Anissa McKenna (she/they) is the Assistant Tribal Climate Resilience Liaison with the Southwest Climate Adaptation Science Center. Hired in August 2022, Anissa’s position is a link between the SW CASC and Tribal partners where she facilitates connections and builds relationships with Tribes and Indigenous communities. In addition to supporting SW CASC activities, Anissa’s position is funded by the American Indian Higher Education Consortium (AIHEC) which provides her resources to help with climate resilience and adaptation efforts at the Tribal Colleges and Universities (TCUs) in the Southwest region.
Originally from Tucson, Arizona, Anissa is a member of the Pascua Yaqui Tribe. She attended the University of Arizona for their Bachelor’s and Master’s degrees where they studied Environmental Science. For their Master’s thesis, In Vitro Bioaccessibility of Arsenic in Arsenopyrite, Anissa developed novel protocols for anaerobic in vitro analyses of mine tailings related minerals. “My background is chemistry focused,” she said, “but part of my motivation for even going to school in the first place was to study environmental science because I was hoping at some point to tie that back to Tribes or Indigenous people.”
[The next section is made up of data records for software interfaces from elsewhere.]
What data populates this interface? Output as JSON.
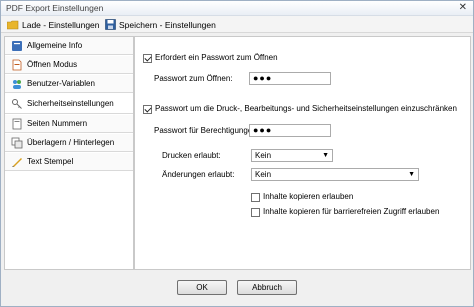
{
  "window": {
    "title": "PDF Export Einstellungen",
    "close_glyph": "✕"
  },
  "toolbar": {
    "load_label": "Lade - Einstellungen",
    "save_label": "Speichern - Einstellungen"
  },
  "sidebar": {
    "items": [
      {
        "label": "Allgemeine Info",
        "icon": "book-icon"
      },
      {
        "label": "Öffnen Modus",
        "icon": "document-icon"
      },
      {
        "label": "Benutzer-Variablen",
        "icon": "users-icon"
      },
      {
        "label": "Sicherheitseinstellungen",
        "icon": "key-icon",
        "selected": true
      },
      {
        "label": "Seiten Nummern",
        "icon": "page-icon"
      },
      {
        "label": "Überlagern / Hinterlegen",
        "icon": "layers-icon"
      },
      {
        "label": "Text Stempel",
        "icon": "stamp-icon"
      }
    ]
  },
  "security": {
    "open_password_checkbox": "Erfordert ein Passwort zum Öffnen",
    "open_password_checked": true,
    "open_password_label": "Passwort zum Öffnen:",
    "open_password_value": "●●●",
    "permissions_checkbox": "Passwort um die Druck-, Bearbeitungs- und Sicherheitseinstellungen einzuschränken",
    "permissions_checked": true,
    "permissions_password_label": "Passwort für Berechtigungen:",
    "permissions_password_value": "●●●",
    "print_label": "Drucken erlaubt:",
    "print_value": "Kein",
    "changes_label": "Änderungen erlaubt:",
    "changes_value": "Kein",
    "copy_content_label": "Inhalte kopieren erlauben",
    "copy_content_checked": false,
    "copy_accessible_label": "Inhalte kopieren für barrierefreien Zugriff erlauben",
    "copy_accessible_checked": false,
    "dropdown_arrow": "▼"
  },
  "footer": {
    "ok_label": "OK",
    "cancel_label": "Abbruch"
  },
  "colors": {
    "accent": "#1e5aa0",
    "folder": "#e8b52c"
  }
}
Anissa is glad to be working in a Tribe-focused role, especially in her first post-grad position. “I’m interested in how the environment ties into public health and especially for intentionally underserved populations,” they said. “The environmental justice piece is important to me. For my Tribe, we don’t have a fully-fledged environmental department, unfortunately, so this is me trying to start getting into that type of work. This is the perfect place for me to start my career.”
As Anissa develops connections with SW CASC partners and learns more about the climate adaptation work happening in the Southwest, they are increasingly hopeful for the future. “Learning about all the different organizations that already exist and have been working on [climate adaptation] gives me hope,” she said. “Knowing there are people collaborating to get things done gives me hope. It’s cool that federal agencies are interested in bringing in diverse voices on climate adaptation because I really feel like that is the way to get useful work done.”
Anissa describes herself as perseverant, humorous, and an egalitarian. They have a strong sense of justice and a desire to do right by others in their career and through community work. Anissa is a member of the HONOR Collective, a group that offers healing for Indigenous communities in southern Arizona. “We do a lot of work around Missing and Murdered Indigenous Relatives and boarding schools,” she said. “We do talking circles and art activities.” Anissa also loves to spend time with their dogs and most weekends she can be found enjoying goth music at the Royal Room in Tucson.
Anissa’s thoughtfulness and expertise make them a great addition to the SW CASC team. The SW CASC is excited for how they will grow and flourish as the Assistant Tribal Climate Resilience Liaison.